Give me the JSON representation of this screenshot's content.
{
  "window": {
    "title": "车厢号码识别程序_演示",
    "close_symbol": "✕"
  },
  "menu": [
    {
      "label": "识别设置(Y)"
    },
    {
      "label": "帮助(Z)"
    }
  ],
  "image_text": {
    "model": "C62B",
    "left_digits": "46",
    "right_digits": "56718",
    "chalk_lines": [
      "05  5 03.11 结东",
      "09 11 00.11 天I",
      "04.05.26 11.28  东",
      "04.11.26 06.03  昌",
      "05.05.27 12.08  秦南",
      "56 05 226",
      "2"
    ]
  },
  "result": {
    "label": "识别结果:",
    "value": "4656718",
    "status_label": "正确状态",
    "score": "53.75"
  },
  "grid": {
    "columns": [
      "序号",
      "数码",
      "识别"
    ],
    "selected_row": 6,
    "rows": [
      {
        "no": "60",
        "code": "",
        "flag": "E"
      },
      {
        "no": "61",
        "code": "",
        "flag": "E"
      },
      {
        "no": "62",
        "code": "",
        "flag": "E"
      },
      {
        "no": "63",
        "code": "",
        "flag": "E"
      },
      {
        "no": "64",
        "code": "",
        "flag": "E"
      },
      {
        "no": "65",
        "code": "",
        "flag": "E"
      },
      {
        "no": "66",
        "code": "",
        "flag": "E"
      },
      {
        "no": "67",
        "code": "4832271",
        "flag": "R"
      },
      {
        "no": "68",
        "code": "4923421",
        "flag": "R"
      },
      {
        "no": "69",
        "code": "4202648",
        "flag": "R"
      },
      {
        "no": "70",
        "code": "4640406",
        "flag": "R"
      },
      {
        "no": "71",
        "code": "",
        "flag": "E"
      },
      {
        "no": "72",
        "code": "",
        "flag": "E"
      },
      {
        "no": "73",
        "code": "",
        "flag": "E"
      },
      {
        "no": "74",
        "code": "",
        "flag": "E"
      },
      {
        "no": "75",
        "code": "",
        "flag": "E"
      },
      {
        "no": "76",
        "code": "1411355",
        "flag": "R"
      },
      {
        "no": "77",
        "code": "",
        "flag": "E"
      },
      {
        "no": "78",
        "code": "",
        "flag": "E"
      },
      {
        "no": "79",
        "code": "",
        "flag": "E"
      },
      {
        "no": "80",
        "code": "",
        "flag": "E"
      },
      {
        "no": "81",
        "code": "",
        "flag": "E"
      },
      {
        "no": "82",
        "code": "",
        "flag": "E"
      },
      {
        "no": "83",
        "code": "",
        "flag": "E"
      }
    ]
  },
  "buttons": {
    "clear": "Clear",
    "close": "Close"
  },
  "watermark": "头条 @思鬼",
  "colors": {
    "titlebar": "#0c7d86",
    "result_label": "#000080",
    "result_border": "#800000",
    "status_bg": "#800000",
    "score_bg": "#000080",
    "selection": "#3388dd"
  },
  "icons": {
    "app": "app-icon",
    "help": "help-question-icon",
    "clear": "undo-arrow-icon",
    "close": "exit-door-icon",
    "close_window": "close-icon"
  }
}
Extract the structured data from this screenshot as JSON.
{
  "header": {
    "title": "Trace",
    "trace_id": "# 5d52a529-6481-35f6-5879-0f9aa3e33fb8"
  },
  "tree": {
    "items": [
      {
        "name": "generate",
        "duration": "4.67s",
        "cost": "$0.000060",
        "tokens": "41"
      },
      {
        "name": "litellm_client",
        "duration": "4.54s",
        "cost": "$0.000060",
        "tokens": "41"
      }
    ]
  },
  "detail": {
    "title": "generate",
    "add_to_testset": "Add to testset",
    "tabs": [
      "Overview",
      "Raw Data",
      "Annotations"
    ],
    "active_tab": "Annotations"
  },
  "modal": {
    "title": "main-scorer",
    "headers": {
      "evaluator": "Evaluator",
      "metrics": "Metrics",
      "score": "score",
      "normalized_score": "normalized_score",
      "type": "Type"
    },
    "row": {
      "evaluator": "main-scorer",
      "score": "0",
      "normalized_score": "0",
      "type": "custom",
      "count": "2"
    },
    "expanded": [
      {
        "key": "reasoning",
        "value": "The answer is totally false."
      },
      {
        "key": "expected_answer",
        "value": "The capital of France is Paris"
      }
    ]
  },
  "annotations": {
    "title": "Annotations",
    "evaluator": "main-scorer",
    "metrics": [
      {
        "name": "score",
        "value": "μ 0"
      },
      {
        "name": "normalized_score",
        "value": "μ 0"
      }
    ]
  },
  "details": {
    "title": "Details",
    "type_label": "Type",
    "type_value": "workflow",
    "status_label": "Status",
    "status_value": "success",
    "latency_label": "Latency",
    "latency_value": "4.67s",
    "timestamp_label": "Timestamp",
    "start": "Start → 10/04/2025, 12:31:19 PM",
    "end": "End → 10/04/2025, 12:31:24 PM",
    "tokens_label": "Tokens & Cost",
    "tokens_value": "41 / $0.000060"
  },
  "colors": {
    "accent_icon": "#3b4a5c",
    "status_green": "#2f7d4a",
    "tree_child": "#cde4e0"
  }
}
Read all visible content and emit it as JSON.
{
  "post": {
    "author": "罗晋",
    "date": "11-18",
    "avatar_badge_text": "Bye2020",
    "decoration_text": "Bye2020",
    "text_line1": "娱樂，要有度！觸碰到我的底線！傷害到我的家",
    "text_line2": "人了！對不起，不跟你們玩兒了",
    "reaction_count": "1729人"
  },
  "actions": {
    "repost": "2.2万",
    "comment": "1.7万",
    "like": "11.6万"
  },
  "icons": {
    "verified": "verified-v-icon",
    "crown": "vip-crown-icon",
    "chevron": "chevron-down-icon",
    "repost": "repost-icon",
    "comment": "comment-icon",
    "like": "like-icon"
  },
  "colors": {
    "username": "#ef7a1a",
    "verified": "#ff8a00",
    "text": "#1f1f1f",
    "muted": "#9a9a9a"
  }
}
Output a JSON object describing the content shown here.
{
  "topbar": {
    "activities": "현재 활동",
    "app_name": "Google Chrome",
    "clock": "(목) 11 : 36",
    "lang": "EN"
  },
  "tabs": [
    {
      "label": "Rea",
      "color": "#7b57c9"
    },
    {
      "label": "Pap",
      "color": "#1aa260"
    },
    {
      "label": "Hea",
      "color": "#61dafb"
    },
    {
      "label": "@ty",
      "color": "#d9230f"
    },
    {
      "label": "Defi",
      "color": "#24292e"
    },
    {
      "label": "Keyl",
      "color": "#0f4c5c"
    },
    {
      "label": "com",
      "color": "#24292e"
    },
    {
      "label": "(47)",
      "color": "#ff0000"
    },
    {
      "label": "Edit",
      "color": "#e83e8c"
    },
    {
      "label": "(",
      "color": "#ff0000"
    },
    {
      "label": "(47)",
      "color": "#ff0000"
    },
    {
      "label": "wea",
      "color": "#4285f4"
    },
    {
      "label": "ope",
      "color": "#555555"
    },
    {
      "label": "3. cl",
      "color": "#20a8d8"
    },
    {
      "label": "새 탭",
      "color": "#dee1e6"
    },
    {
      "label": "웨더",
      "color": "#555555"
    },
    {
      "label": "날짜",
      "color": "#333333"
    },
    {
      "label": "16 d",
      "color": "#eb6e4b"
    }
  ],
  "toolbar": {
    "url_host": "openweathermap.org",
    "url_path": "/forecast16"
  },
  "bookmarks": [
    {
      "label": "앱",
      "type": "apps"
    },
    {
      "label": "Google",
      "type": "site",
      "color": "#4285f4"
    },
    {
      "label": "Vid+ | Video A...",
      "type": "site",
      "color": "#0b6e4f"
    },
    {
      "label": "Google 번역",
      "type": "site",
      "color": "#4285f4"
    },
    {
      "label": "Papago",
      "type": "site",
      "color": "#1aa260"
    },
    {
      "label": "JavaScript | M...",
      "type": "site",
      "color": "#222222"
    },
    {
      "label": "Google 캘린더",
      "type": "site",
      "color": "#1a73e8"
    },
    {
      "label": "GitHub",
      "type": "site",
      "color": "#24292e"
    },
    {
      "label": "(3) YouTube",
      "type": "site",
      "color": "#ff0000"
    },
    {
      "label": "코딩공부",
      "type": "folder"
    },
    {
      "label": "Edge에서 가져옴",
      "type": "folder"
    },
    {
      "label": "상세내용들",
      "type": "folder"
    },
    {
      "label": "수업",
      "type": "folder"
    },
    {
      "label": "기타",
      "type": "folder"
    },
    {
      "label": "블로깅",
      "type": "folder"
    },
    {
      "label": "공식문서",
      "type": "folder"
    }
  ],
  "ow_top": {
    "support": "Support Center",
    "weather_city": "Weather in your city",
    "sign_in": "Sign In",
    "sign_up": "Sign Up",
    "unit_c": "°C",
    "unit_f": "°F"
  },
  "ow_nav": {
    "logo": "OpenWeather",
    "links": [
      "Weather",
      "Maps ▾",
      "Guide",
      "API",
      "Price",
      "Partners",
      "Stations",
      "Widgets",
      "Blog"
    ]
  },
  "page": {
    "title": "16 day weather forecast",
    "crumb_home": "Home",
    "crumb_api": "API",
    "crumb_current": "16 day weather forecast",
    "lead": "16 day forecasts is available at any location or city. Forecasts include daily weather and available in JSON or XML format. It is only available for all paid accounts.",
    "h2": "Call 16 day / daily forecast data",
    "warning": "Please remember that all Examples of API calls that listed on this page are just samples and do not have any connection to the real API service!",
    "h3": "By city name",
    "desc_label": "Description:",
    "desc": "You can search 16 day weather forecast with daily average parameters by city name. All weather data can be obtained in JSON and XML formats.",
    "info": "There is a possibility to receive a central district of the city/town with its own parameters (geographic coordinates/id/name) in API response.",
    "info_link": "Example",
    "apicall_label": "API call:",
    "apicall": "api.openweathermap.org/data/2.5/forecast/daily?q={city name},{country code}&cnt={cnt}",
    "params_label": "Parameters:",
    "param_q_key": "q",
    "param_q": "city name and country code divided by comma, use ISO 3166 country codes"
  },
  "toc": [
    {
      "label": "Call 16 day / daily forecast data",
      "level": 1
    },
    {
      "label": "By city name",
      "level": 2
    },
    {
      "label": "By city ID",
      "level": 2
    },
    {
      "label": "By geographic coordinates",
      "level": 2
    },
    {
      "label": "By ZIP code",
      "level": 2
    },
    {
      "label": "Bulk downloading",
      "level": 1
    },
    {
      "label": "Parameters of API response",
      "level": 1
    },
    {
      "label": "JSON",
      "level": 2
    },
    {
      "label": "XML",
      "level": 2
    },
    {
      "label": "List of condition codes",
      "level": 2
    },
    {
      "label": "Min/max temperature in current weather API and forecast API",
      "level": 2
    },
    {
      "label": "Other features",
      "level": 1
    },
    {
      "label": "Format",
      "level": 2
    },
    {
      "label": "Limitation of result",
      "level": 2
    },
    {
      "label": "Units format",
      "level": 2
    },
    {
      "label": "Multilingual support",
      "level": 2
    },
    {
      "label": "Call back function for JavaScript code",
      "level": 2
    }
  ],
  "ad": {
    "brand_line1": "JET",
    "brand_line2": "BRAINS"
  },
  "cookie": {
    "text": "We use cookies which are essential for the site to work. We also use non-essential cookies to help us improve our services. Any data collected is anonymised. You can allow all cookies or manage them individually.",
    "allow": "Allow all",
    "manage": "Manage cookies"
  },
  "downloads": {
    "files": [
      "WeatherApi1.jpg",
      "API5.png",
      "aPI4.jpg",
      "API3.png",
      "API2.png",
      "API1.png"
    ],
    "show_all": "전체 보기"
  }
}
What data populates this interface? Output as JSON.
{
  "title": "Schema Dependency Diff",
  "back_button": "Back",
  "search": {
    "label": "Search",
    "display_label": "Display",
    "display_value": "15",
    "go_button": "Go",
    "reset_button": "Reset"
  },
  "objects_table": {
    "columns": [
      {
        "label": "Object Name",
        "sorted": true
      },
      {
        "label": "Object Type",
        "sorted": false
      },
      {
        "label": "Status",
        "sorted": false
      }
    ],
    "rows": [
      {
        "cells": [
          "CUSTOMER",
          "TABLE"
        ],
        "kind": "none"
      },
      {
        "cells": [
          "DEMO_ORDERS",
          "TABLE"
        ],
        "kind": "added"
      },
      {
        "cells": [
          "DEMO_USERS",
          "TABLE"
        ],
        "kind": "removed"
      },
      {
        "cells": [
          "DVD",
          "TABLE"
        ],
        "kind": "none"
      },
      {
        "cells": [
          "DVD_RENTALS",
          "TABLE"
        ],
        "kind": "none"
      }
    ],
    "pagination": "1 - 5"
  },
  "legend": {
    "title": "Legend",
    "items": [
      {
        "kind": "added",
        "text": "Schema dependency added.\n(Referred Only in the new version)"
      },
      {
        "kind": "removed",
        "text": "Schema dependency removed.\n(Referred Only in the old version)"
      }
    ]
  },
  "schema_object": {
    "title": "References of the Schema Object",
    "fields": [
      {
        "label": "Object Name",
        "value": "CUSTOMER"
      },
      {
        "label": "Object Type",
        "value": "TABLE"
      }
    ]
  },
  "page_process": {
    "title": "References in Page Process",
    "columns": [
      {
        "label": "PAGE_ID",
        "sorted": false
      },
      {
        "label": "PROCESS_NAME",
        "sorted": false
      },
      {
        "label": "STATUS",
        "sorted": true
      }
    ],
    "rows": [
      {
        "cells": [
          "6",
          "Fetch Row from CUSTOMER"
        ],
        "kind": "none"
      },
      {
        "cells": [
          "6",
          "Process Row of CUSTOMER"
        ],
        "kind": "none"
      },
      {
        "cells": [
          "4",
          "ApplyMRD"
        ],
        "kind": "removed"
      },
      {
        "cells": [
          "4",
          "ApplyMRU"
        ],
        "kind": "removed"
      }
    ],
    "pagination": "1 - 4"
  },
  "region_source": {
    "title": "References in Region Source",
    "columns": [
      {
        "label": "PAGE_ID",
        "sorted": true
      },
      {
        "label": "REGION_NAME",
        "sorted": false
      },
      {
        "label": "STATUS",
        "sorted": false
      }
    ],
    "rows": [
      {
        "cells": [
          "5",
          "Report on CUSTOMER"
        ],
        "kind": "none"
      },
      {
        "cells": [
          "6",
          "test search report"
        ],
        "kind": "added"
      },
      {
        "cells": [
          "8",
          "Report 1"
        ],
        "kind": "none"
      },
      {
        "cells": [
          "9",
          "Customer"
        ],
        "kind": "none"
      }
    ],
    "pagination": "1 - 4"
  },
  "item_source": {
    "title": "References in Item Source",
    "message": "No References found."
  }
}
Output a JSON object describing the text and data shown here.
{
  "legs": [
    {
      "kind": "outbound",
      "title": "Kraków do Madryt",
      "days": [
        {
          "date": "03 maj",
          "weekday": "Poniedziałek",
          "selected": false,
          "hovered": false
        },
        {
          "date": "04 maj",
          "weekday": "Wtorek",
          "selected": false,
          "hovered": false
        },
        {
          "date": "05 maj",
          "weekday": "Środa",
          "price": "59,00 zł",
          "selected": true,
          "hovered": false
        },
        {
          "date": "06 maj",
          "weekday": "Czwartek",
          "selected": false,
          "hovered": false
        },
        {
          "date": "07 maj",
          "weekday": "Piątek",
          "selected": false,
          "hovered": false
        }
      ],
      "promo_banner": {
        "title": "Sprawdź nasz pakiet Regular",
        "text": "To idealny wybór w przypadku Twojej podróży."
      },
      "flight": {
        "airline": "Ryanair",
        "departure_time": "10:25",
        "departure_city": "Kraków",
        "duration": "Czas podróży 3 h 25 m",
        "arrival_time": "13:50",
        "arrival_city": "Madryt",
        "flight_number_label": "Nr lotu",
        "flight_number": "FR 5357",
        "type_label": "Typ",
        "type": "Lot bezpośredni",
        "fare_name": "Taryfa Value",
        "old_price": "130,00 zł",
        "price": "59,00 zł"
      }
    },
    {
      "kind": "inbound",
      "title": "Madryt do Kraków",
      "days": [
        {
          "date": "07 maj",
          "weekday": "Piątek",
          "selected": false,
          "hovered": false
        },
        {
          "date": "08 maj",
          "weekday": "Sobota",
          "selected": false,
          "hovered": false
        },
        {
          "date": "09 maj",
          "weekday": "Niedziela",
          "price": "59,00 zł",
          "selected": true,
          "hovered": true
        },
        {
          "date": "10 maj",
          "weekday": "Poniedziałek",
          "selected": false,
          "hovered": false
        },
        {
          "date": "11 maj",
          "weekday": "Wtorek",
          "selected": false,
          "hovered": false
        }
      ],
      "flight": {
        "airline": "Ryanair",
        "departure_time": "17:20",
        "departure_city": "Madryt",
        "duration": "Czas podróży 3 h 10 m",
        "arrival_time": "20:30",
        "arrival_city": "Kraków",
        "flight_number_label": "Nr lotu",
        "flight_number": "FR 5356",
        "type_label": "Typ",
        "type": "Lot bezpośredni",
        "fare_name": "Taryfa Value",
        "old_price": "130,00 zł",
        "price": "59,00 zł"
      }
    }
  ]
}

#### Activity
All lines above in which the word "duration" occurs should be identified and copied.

#### Problem solution
        "duration": "4.67s",
        "duration": "4.54s",
        "duration": "Czas podróży 3 h 25 m",
        "duration": "Czas podróży 3 h 10 m",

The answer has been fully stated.